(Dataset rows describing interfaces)
______________________________

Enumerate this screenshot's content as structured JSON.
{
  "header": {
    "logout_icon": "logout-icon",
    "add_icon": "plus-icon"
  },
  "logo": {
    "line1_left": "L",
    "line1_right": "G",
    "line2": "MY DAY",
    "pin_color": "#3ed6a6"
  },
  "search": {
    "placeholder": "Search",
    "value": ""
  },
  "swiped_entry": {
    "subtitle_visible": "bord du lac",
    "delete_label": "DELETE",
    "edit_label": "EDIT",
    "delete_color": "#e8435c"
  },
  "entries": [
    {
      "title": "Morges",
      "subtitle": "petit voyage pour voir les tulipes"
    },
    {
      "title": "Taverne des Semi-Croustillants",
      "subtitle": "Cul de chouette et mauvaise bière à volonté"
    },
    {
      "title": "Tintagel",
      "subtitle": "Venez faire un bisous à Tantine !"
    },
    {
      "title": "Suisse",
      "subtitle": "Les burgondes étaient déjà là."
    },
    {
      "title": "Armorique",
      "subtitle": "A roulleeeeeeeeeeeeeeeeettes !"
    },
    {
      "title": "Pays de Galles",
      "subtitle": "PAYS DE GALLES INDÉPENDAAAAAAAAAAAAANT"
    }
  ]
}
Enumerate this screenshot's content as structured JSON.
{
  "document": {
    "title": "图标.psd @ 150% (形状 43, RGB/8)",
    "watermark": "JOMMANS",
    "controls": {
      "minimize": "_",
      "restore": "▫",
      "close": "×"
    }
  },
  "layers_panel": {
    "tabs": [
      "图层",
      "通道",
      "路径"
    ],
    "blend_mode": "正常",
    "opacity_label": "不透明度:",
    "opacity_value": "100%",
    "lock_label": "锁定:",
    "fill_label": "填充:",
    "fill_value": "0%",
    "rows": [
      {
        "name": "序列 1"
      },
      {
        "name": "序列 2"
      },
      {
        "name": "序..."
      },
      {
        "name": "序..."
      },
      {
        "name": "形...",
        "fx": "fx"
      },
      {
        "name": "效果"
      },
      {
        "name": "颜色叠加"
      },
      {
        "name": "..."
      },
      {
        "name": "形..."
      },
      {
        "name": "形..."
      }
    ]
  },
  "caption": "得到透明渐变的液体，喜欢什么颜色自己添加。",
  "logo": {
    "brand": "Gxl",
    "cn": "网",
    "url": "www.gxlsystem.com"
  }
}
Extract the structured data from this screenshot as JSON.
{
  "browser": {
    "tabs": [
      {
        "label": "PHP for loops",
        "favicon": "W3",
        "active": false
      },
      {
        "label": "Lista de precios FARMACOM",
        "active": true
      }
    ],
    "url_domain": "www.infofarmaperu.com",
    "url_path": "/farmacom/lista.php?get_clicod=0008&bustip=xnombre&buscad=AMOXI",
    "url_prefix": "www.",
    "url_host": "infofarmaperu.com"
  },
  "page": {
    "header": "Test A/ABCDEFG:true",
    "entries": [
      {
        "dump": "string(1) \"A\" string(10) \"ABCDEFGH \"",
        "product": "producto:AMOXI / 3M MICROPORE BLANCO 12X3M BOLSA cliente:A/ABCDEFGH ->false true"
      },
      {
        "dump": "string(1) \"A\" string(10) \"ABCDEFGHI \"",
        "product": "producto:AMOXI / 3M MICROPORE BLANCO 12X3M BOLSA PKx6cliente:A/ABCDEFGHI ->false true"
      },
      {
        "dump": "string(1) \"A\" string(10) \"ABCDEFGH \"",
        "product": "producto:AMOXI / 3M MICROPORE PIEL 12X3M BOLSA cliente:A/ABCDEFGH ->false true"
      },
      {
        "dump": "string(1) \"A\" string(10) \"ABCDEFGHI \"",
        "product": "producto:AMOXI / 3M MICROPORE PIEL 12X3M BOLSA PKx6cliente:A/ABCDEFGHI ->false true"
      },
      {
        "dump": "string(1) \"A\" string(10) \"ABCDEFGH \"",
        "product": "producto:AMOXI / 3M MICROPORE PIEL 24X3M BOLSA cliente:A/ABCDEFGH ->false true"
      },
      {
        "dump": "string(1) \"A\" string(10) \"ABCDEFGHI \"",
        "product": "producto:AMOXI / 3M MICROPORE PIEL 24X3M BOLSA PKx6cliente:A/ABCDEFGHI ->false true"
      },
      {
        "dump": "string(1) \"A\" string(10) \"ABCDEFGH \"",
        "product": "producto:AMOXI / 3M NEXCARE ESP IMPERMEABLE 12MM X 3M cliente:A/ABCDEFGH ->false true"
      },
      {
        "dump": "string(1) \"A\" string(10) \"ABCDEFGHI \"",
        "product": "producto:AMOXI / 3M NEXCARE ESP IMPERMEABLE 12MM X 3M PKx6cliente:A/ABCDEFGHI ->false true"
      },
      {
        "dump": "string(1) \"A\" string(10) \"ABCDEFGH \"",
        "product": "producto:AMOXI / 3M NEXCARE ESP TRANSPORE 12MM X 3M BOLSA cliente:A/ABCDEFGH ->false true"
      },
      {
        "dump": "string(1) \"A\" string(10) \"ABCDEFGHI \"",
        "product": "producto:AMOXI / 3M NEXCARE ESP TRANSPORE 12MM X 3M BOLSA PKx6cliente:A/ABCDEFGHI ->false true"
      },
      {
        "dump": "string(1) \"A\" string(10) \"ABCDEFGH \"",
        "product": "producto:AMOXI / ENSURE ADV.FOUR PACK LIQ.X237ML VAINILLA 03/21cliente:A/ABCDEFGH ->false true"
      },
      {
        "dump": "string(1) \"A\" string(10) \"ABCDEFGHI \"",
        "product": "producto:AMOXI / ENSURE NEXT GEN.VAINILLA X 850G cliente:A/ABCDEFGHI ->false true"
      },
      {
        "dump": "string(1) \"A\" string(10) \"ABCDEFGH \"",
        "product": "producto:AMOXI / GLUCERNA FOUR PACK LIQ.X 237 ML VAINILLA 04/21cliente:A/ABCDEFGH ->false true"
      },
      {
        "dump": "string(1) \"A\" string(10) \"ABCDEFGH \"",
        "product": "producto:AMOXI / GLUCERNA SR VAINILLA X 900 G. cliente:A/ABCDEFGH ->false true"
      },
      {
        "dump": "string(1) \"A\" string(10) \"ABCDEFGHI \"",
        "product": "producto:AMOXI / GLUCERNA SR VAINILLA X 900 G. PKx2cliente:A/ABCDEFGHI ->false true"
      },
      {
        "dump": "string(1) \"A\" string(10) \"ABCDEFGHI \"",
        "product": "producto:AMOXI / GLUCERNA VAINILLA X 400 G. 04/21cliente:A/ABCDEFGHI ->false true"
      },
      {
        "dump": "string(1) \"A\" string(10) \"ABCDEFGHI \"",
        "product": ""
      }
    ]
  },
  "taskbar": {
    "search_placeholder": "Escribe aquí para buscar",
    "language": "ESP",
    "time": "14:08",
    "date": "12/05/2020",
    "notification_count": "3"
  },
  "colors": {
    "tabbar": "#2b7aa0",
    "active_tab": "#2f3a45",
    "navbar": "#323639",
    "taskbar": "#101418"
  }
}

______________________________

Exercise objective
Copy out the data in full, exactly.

Answer to the exercise
Enumerate this screenshot's content as structured JSON.
{
  "header": {
    "logout_icon": "logout-icon",
    "add_icon": "plus-icon"
  },
  "logo": {
    "line1_left": "L",
    "line1_right": "G",
    "line2": "MY DAY",
    "pin_color": "#3ed6a6"
  },
  "search": {
    "placeholder": "Search",
    "value": ""
  },
  "swiped_entry": {
    "subtitle_visible": "bord du lac",
    "delete_label": "DELETE",
    "edit_label": "EDIT",
    "delete_color": "#e8435c"
  },
  "entries": [
    {
      "title": "Morges",
      "subtitle": "petit voyage pour voir les tulipes"
    },
    {
      "title": "Taverne des Semi-Croustillants",
      "subtitle": "Cul de chouette et mauvaise bière à volonté"
    },
    {
      "title": "Tintagel",
      "subtitle": "Venez faire un bisous à Tantine !"
    },
    {
      "title": "Suisse",
      "subtitle": "Les burgondes étaient déjà là."
    },
    {
      "title": "Armorique",
      "subtitle": "A roulleeeeeeeeeeeeeeeeettes !"
    },
    {
      "title": "Pays de Galles",
      "subtitle": "PAYS DE GALLES INDÉPENDAAAAAAAAAAAAANT"
    }
  ]
}
Enumerate this screenshot's content as structured JSON.
{
  "document": {
    "title": "图标.psd @ 150% (形状 43, RGB/8)",
    "watermark": "JOMMANS",
    "controls": {
      "minimize": "_",
      "restore": "▫",
      "close": "×"
    }
  },
  "layers_panel": {
    "tabs": [
      "图层",
      "通道",
      "路径"
    ],
    "blend_mode": "正常",
    "opacity_label": "不透明度:",
    "opacity_value": "100%",
    "lock_label": "锁定:",
    "fill_label": "填充:",
    "fill_value": "0%",
    "rows": [
      {
        "name": "序列 1"
      },
      {
        "name": "序列 2"
      },
      {
        "name": "序..."
      },
      {
        "name": "序..."
      },
      {
        "name": "形...",
        "fx": "fx"
      },
      {
        "name": "效果"
      },
      {
        "name": "颜色叠加"
      },
      {
        "name": "..."
      },
      {
        "name": "形..."
      },
      {
        "name": "形..."
      }
    ]
  },
  "caption": "得到透明渐变的液体，喜欢什么颜色自己添加。",
  "logo": {
    "brand": "Gxl",
    "cn": "网",
    "url": "www.gxlsystem.com"
  }
}
Extract the structured data from this screenshot as JSON.
{
  "browser": {
    "tabs": [
      {
        "label": "PHP for loops",
        "favicon": "W3",
        "active": false
      },
      {
        "label": "Lista de precios FARMACOM",
        "active": true
      }
    ],
    "url_domain": "www.infofarmaperu.com",
    "url_path": "/farmacom/lista.php?get_clicod=0008&bustip=xnombre&buscad=AMOXI",
    "url_prefix": "www.",
    "url_host": "infofarmaperu.com"
  },
  "page": {
    "header": "Test A/ABCDEFG:true",
    "entries": [
      {
        "dump": "string(1) \"A\" string(10) \"ABCDEFGH \"",
        "product": "producto:AMOXI / 3M MICROPORE BLANCO 12X3M BOLSA cliente:A/ABCDEFGH ->false true"
      },
      {
        "dump": "string(1) \"A\" string(10) \"ABCDEFGHI \"",
        "product": "producto:AMOXI / 3M MICROPORE BLANCO 12X3M BOLSA PKx6cliente:A/ABCDEFGHI ->false true"
      },
      {
        "dump": "string(1) \"A\" string(10) \"ABCDEFGH \"",
        "product": "producto:AMOXI / 3M MICROPORE PIEL 12X3M BOLSA cliente:A/ABCDEFGH ->false true"
      },
      {
        "dump": "string(1) \"A\" string(10) \"ABCDEFGHI \"",
        "product": "producto:AMOXI / 3M MICROPORE PIEL 12X3M BOLSA PKx6cliente:A/ABCDEFGHI ->false true"
      },
      {
        "dump": "string(1) \"A\" string(10) \"ABCDEFGH \"",
        "product": "producto:AMOXI / 3M MICROPORE PIEL 24X3M BOLSA cliente:A/ABCDEFGH ->false true"
      },
      {
        "dump": "string(1) \"A\" string(10) \"ABCDEFGHI \"",
        "product": "producto:AMOXI / 3M MICROPORE PIEL 24X3M BOLSA PKx6cliente:A/ABCDEFGHI ->false true"
      },
      {
        "dump": "string(1) \"A\" string(10) \"ABCDEFGH \"",
        "product": "producto:AMOXI / 3M NEXCARE ESP IMPERMEABLE 12MM X 3M cliente:A/ABCDEFGH ->false true"
      },
      {
        "dump": "string(1) \"A\" string(10) \"ABCDEFGHI \"",
        "product": "producto:AMOXI / 3M NEXCARE ESP IMPERMEABLE 12MM X 3M PKx6cliente:A/ABCDEFGHI ->false true"
      },
      {
        "dump": "string(1) \"A\" string(10) \"ABCDEFGH \"",
        "product": "producto:AMOXI / 3M NEXCARE ESP TRANSPORE 12MM X 3M BOLSA cliente:A/ABCDEFGH ->false true"
      },
      {
        "dump": "string(1) \"A\" string(10) \"ABCDEFGHI \"",
        "product": "producto:AMOXI / 3M NEXCARE ESP TRANSPORE 12MM X 3M BOLSA PKx6cliente:A/ABCDEFGHI ->false true"
      },
      {
        "dump": "string(1) \"A\" string(10) \"ABCDEFGH \"",
        "product": "producto:AMOXI / ENSURE ADV.FOUR PACK LIQ.X237ML VAINILLA 03/21cliente:A/ABCDEFGH ->false true"
      },
      {
        "dump": "string(1) \"A\" string(10) \"ABCDEFGHI \"",
        "product": "producto:AMOXI / ENSURE NEXT GEN.VAINILLA X 850G cliente:A/ABCDEFGHI ->false true"
      },
      {
        "dump": "string(1) \"A\" string(10) \"ABCDEFGH \"",
        "product": "producto:AMOXI / GLUCERNA FOUR PACK LIQ.X 237 ML VAINILLA 04/21cliente:A/ABCDEFGH ->false true"
      },
      {
        "dump": "string(1) \"A\" string(10) \"ABCDEFGH \"",
        "product": "producto:AMOXI / GLUCERNA SR VAINILLA X 900 G. cliente:A/ABCDEFGH ->false true"
      },
      {
        "dump": "string(1) \"A\" string(10) \"ABCDEFGHI \"",
        "product": "producto:AMOXI / GLUCERNA SR VAINILLA X 900 G. PKx2cliente:A/ABCDEFGHI ->false true"
      },
      {
        "dump": "string(1) \"A\" string(10) \"ABCDEFGHI \"",
        "product": "producto:AMOXI / GLUCERNA VAINILLA X 400 G. 04/21cliente:A/ABCDEFGHI ->false true"
      },
      {
        "dump": "string(1) \"A\" string(10) \"ABCDEFGHI \"",
        "product": ""
      }
    ]
  },
  "taskbar": {
    "search_placeholder": "Escribe aquí para buscar",
    "language": "ESP",
    "time": "14:08",
    "date": "12/05/2020",
    "notification_count": "3"
  },
  "colors": {
    "tabbar": "#2b7aa0",
    "active_tab": "#2f3a45",
    "navbar": "#323639",
    "taskbar": "#101418"
  }
}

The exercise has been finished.